"Our overall mission was to create a place that would expose and enlighten the community to the many books that speak to the African-American experience, and bring some community spirit back into the neighborhood at the same time," explained Maia Roberts.

The Robertses had worked together long before Azizi, which means rare, precious, or treasured in Kiswahili. "We are a team," said Maia Roberts. "We both earned our MBAs at the same time and used Azizi Books as our final business plan project.... I worked with [my father] on the website while I was in school for about a year, before we began talking about opening a bricks-and-mortar store." To further prepare for the opening of their physical location, Roberts attended last fall's "Opening a Bookstore" workshop run by Paz & Associates in conjunction with the Great Lakes Booksellers Association trade show.

The 1,400-square-foot store carries about 7,000 titles, and has a "clean and contemporary feel," Roberts said. Bestselling sections include children's books, fiction, and biography. Azizi opts for a lot of face-outs to make choosing titles easier. "We find that many people are not actually aware of the many African-American books that are out there, so face-outs help to pull them in, especially in the children's section."

Azizi's sidelines inventory includes DVDs, note cards, journals, small African art sculptures, and shea butter products from Nature's Shea Butter.

The Robertses still maintain their online store, Black Books Direct, and they also have a website for the bookstore,, as well as a bookstore blog, Roberts said multi-channel communication allows her to more effectively reach the bookstore's customer base. "I think that the blog helps customer to connect with me, personally. I feel that when they connect with my thoughts they can connect to the store as well because it's such an extension of me and my father. It helps to spark conversations. [Customers] know that we are real people which also helps to separate us from the chains."

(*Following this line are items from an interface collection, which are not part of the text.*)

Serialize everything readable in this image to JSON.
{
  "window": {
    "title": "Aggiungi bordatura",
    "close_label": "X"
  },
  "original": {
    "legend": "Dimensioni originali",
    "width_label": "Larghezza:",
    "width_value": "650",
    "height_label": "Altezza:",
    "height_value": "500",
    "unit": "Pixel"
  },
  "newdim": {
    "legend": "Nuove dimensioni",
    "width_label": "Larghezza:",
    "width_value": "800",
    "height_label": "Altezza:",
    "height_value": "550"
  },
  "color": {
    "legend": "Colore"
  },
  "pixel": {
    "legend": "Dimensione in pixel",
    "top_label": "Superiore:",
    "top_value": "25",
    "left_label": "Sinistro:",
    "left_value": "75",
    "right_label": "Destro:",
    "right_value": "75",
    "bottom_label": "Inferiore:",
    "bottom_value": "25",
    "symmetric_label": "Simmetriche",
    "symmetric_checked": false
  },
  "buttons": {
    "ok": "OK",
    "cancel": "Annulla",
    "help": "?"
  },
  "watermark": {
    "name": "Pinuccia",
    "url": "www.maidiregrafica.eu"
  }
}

After seeing the IndieBound materials in the Literary Liberation Box, Roberts thought they could also help solidify that separation, and she showed them to the bookstore's neighboring businesses in the mall, which features mostly local independent stores rather than chains. "Kevin sits on the mall advisory committee and has presented the program to the other members," Roberts said. "No plans have been made yet, but members were very interested in the movement."

Celebrating her indie pride, Roberts immediately made use of the Lib Box contents. "I am always wearing the button! So when people ask me about it, I can hit them with a bit of knowledge about the movement. We have put the posters up in our windows, and have handed out some of other materials. In the future, I look forward to using the IndieBound bags.... We are also looking forward to getting involved and making recommendations for the Indie Next List.

"I really loved getting the items in the IndieBound box," Roberts said. "It motivated me to work harder to get the message out about our store and the independent retailer movement in general. I think that it is so important. It made me want to get everyone involved and aware." --Karen Schechner